Simple Guidelines
Immediate PDF Download

Immediate Access

Privacy Policy

As a further example, a member of the IT team accidently deletes a database containing employees´ usernames and passwords. This would be a violation of HIPAA with potentially serious consequences because HIPAA requires Covered Entities and Business Associates to implement access and authentication controls, and maintain audit logs on all access to ePHI.

Without the database of usernames and passwords, employees might not be able to access systems maintaining ePHI without creating new login credentials that are not recorded and therefore not monitored. However, on this occasion, a backup of the database exists, and the member of the IT team is able to restore the database with a minimal gap in accessibility.

Can I Get Fired for an Accidental HIPAA Violation?

Bearing in mind that the consequences of the violation will have an impact on how the seriousness of the violation is perceived, most accidental HIPAA violations are classed as Level 1 violations by employers. The sanction for a level 1 violation is usually a verbal or written warning and retraining on the standard of HIPAA that was accidently violated.

However, once an employee has been retrained, if the same violation is repeated it may not be perceived as an accidental violation. Many HIPAA Covered Entities perceive a repeat violation of HIPAA as a “purposeful disregard” of the business´s HIPAA policies or Level 2 violation – for which the sanction could range from a final written warning to a suspension and further training.

In some employers´ sanctions policies, a further violation of the same HIPAA standard after a Level 2 sanction has been imposed is classed as a “malicious disregard” of the business´s HIPAA policies or Level 3 violation – for which the sanction would likely be termination of employment. Therefore, in this case, the answer to the question can I get fired for a HIPAA violation is “yes”.

How to Avoid Getting Fired for an Accidental HIPAA Violation

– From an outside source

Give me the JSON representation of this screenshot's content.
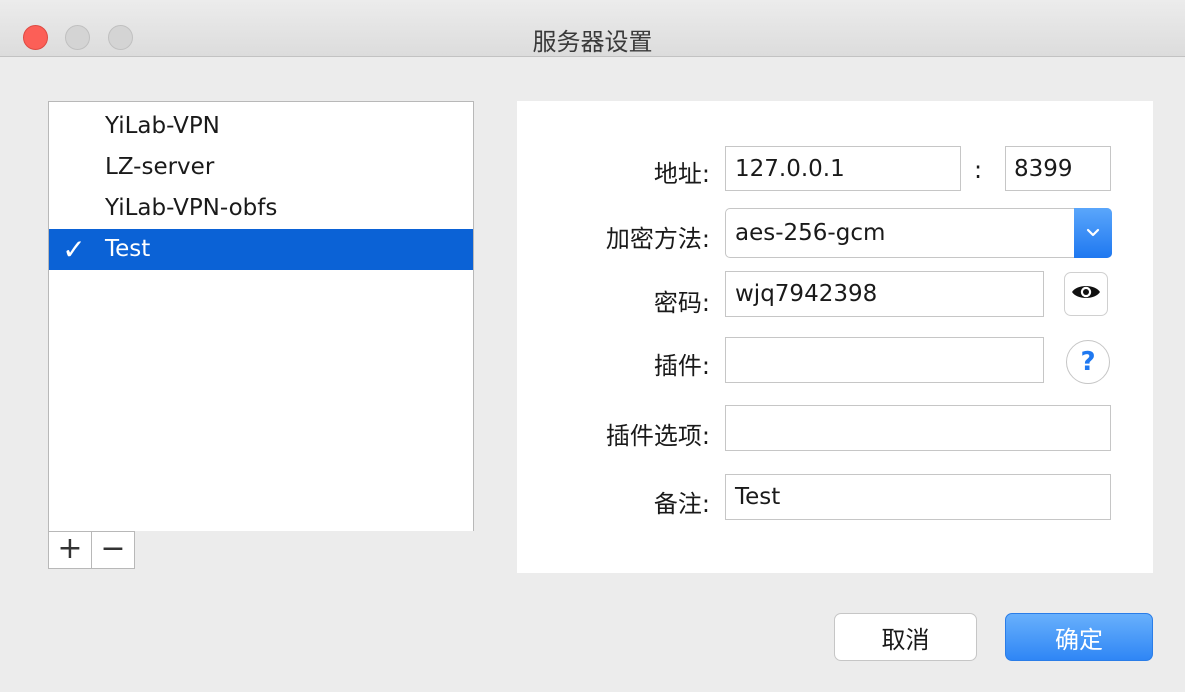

Although there is a very low likelihood an employee would get fired for a first or second accidental HIPAA violation, if the violations are repeated, there is a chance their employment could be terminated. Employees of Covered Entities and Business Associates can reduce the risk of getting fired for an accidental HIPAA violation by taking advantage of off-the-shelf HIPAA training.

Off-the-shelf HIPAA training does not cover each employer´s policies and procedures, but it does give employees a better understanding of HIPAA, why the Privacy and Security Rules exist, and what their objectives are. While not guaranteed to prevent accidental HIPAA violations, completion of off-the-shelf HIPAA training demonstrates an employee is taking some responsibility for maintaining the privacy of PHI, which can be a mitigating factor if an accidental HIPAA violation occurs.

About Liam Johnson
Liam Johnson has produced articles about HIPAA for several years. He has extensive experience in healthcare privacy and security. With a deep understanding of the complex legal and regulatory landscape surrounding patient data protection, Liam has dedicated his career to helping organizations navigate the intricacies of HIPAA compliance. Liam focusses on the challenges faced by healthcare providers, insurance companies, and business associates in complying with HIPAA regulations. Liam has been published in leading healthcare publications, including The HIPAA Journal. Liam was appointed Editor-in-Chief of The HIPAA Guide in 2023. Contact Liam via LinkedIn: